With everyone on-board, life jackets fitted, Mitch covered the safety run-down.
Willow listened with bated breath. “I feel like I’m on a plane when the flight attendant goes through the safety procedures.”
Christian reached for Willow’s hand and squeezed it. “You nervous?”
Before she could answer, Mitch raised her voice. “People, please, whatever you do, do not reach through the cage bars and touch a shark, no matter how close to you it gets. Believe me, you will be tempted – but you will be injured. The animals are not covered with regular fish scales; they have tiny teeth-like structures that can, and will, puncture your skin.”
There goes that fantasy, Willow thought.
“Don’t try to feed them either,” Mitch continued, “and don’t even think about jumping into the water for a frolic. A shark sees the boat, the cage, and everyone on-board as one thing ― much larger than itself. But alone in the water, especially in a wetsuit, you’ll look like a tasty, bite-size seal meal.”
“So they do hunt people,” Mr UK honeymooner said to no-one in particular.
“We look like a tasty meal,” the teacher offered, “but we’re not to their liking. Too many bones, too much sinew. Not soft and fatty like seals. I read that somewhere.”
Mitch smiled and nodded. “That’s correct. People tend to die of their injuries when a shark’s taken a curious bite out of them.”
The group mulled over this information as they motored about 10 kilometres into a gentle breeze, before stopping in what seemed a random spot, and dropping anchor.
Mitch explained: “This area is known as Shark Alley, flanked by the Geyser Rock and Dyer Island ecosystems. It’s a shark hot spot, so get into your wetsuits and be prepared for a mind-altering experience.”
The not-so-eager honeymooner held back, as everyone else barged forward – Willow in the lead. He mumbled. “It’s not like there’s a guarantee we’ll see a shark.”

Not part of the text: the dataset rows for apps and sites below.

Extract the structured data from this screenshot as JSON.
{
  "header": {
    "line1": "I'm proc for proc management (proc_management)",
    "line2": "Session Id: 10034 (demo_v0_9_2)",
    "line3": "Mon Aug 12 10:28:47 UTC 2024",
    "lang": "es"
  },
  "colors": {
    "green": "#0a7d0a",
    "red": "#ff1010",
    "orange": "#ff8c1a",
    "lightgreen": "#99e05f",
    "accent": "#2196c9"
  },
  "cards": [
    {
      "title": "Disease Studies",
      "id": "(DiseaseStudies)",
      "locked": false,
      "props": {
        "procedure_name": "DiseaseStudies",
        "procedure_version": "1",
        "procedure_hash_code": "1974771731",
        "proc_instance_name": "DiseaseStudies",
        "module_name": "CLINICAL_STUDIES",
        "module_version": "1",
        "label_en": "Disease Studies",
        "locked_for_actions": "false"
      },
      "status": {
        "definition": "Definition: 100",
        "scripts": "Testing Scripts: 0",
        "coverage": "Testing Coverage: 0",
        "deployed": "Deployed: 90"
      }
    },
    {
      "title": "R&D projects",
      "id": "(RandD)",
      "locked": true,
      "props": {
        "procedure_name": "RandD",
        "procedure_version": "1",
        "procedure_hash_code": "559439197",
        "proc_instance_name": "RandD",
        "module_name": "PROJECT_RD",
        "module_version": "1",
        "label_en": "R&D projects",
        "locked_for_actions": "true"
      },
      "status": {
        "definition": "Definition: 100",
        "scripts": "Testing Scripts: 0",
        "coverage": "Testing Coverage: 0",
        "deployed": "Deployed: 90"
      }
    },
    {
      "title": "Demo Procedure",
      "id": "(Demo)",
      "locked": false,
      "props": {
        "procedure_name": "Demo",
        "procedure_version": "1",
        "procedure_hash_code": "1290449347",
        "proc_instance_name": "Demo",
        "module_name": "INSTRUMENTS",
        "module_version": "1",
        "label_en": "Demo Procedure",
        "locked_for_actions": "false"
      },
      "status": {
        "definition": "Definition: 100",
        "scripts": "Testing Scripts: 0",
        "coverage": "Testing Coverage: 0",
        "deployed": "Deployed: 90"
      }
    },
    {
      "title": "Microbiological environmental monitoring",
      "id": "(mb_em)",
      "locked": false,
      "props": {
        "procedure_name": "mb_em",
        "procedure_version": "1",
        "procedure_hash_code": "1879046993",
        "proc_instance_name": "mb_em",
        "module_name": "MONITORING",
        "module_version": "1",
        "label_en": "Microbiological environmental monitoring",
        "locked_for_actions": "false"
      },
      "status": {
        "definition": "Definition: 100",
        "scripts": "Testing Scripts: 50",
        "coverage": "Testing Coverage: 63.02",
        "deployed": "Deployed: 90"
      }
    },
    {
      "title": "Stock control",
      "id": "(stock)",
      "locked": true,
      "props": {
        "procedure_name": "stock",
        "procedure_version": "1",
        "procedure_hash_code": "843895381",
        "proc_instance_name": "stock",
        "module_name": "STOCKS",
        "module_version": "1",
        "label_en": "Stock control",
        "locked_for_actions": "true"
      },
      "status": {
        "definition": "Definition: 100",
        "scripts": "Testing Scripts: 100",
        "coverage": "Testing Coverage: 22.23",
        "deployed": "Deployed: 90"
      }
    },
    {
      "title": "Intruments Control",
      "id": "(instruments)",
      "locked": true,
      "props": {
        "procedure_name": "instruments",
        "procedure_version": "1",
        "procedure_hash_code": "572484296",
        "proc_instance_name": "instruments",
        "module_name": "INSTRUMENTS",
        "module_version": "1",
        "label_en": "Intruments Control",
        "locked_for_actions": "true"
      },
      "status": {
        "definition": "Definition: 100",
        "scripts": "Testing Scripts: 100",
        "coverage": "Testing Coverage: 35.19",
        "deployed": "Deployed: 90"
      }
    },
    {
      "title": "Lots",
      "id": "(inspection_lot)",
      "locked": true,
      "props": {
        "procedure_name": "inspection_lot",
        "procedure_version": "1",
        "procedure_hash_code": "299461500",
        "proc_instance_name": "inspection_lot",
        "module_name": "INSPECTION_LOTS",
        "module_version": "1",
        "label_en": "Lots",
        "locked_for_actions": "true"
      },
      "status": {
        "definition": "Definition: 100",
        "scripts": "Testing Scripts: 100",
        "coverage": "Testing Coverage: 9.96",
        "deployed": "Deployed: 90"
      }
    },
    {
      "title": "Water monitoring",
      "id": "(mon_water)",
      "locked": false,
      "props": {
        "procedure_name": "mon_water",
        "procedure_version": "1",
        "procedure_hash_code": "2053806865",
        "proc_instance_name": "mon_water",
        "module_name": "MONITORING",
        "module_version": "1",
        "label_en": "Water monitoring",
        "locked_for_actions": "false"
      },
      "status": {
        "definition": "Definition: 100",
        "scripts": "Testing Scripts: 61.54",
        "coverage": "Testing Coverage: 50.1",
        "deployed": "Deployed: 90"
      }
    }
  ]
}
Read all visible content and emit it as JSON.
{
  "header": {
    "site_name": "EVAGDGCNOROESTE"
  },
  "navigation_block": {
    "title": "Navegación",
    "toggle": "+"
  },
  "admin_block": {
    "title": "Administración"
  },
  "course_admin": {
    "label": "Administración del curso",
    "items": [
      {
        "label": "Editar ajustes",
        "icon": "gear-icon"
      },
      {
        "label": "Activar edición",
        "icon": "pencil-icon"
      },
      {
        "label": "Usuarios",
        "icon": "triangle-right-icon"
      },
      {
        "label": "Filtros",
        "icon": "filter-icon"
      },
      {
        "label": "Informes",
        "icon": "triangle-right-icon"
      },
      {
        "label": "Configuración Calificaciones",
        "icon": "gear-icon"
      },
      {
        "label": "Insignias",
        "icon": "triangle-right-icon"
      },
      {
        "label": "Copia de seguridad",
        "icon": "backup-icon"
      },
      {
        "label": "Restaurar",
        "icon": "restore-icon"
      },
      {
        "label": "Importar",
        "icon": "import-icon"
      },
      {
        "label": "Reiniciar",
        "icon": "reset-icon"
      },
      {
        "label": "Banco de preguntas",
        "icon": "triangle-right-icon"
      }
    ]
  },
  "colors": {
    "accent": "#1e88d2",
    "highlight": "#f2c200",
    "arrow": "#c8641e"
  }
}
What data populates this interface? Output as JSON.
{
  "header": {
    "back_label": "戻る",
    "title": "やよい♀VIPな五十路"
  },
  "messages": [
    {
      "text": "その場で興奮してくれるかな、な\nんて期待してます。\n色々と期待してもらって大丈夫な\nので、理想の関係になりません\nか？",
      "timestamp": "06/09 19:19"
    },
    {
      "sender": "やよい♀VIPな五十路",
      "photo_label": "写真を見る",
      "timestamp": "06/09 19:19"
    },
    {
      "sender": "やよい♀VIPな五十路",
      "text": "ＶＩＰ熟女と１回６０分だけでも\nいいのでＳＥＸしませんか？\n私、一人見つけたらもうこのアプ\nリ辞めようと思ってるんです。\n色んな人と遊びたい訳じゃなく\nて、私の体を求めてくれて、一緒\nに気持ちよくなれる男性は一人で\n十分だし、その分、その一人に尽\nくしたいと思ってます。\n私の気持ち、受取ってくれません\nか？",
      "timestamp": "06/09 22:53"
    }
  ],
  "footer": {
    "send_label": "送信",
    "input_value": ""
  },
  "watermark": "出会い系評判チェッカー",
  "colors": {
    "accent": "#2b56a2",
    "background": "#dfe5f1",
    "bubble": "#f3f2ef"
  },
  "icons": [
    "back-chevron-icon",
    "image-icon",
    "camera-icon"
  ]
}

One of the deckhands, buckets of mashed pilchards and fish blood in his hands, stopped next to him. “That’s what these are for, mate.” He lifted the foul-smelling containers. “This is called ‘chum’ and will attract them.”
“But, that’s feeding them. They’re supposed to be ruthless killing machines.”
Mitch flicked her head to the deckhand, who scurried away and dumped the contents into the water.
“Sir, we have a 100 percent safety record, and we adhere to the strictest regulations.”
Willow, wiggling into a wetsuit, kept an eye and ear on the interchange.
“In fact,” Mitch said, as she steered Mr UK closer to the diving gear, “we’re the only operator out of eight with a marine biologist on board. These trips form part of the observation, research, increasing public awareness and education, and preservation of the shark, as well as the safety of beach goers. Our work focusses on eco-tourism and conservation.”
“That’s correct, Tom,” Mr UK’s wife quipped as she stepped in line for a wetsuit. “I did my homework. Now stop your dawdling around and let’s have some fun.”
In the partially submerged cage, tethered to the side of the boat, the first group, consisting of Willow and Christian, Mr and Mrs UK (at the wife’s unrelenting insistence) sunk beneath the water, as calls from the boat called out, “Shark in the water! Straight ahead.”
Willow stood next to Christian in the capsule-shaped cage, eyes behind goggles, strained for a sight of the apex predator. God, the gaps between these bars are a bit wide, she thought, as she clung to the cross bar to keep her body submerged and all her limbs inside.
Five metres away, gliding through the water, a shark approached the cage. Willow suppressed a giggle as she imagined the music from the Jaws movies playing. The shark swam past: seven metres of majestic grace. It circled the boat, and on its second curious inspection, nudged the cage. Willow’s heart jumped into her throat. She clutched Christian’s arm, and felt like crawling into his wetsuit.
After 15 more minutes of heart-stopping shark viewing, they surfaced and clambered out of the cage.
“I can’t believe it! That’s the best damned thing I’ve ever done,” crowed Mr UK.
“Well worth the wait and the cold water,” his wife agreed, through chattering teeth.
“Come on,” Christian said, taking Willow’s hand. “Let’s go to the viewing deck. We’ll see more action from there.”
Looking down, they observed the powerful movements of the sharks as they patrolled the water, breaking the surface every now and then in a splash and flash of teeth, creating a wave of exhilaration.
“You ready for another dive?”
Willow looked at Christian, lowered her eyes and shook her head. “I … once was enough for me. They’re not exactly the mindless, man-eating monsters from the movies, but they’re still hellava scary.”
Christian folded his arms around Willow, comfortingly. “How about we stop in Hermanus on our way back home and watch the southern right whales lolling near the shore?”
“Sounds like great a plan.”
Tell us what you think: What does her wish to go shark cage diving tell about Willow’s character?